# SAT II Chemistry : Stoichiometry with Reactions

## Example Questions

### Example Question #1 : Stoichiometry

Octane, , is an important of component of gasoline, which can be burned as fuel in cars. The following is an unbalanced equation for the combustion of octane.

If 114 g of octane are burned in the complete combustion reaction shown below, how many grams of water will be produced?

___ ___ ___  ___       Explanation:

First, the equation should be balanced. This can be done with the coefficients 2, 25, 16, and 18.

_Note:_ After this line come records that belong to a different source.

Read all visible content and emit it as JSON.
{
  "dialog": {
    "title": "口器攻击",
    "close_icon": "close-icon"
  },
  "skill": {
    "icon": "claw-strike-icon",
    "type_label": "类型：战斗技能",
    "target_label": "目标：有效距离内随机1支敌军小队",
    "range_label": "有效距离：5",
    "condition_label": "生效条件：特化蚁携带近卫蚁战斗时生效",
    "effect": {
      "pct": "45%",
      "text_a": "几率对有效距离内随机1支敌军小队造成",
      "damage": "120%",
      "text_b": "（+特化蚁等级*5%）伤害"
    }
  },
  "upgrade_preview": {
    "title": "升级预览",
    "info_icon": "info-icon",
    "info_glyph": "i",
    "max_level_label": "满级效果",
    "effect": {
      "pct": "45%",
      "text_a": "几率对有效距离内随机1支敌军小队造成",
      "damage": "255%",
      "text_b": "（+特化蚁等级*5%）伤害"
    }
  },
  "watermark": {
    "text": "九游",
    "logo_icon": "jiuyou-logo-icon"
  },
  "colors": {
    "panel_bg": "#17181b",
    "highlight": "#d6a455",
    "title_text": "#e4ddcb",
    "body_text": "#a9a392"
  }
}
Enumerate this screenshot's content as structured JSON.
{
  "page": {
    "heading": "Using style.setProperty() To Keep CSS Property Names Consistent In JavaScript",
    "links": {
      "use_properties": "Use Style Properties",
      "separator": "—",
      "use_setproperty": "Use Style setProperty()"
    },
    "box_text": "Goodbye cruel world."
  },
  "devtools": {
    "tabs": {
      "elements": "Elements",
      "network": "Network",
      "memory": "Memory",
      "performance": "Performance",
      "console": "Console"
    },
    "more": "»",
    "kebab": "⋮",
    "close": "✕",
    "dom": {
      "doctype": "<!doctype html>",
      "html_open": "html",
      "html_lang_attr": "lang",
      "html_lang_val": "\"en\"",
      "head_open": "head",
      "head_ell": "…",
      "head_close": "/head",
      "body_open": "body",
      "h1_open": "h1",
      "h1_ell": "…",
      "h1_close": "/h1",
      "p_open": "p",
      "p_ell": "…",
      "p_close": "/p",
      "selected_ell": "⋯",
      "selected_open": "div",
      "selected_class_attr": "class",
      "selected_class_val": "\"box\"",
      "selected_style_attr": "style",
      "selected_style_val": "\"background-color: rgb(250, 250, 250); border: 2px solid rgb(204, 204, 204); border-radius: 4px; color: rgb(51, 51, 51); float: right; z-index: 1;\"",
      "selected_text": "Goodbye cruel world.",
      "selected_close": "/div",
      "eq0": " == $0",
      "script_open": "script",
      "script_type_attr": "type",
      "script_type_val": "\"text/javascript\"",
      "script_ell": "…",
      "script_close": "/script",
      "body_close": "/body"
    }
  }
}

Next, calculating the molar mass of octane shows that it has a molar mass of 114 g/mol. This means that 1 mole of octane is used in the reaction, and 9 times as many moles of water should be produced, meaning one of the products will be 9 mol of water. Water has a molar mass of 18 g/mol, so the total mass of water produced is .

### Example Question #1 : Stoichiometry With Reactions

Suppose that 4 moles of undergoes complete decomposition. At STP, how many liters of would be produced as product? (At STP, one mole of a gas takes up 22.4 L of space.)      Explanation:

Start by creating a skeleton equation for the decomposition reaction: This can be balanced to give: This means that 4 mol of reactant would produce 6 mol of oxygen gas. The question states that at STP, one mole of a gas takes up 22.4 L of space, so it is easy to find that 6 moles of oxygen gas would occupy a volume of 134.4 L: ### All SAT II Chemistry Resources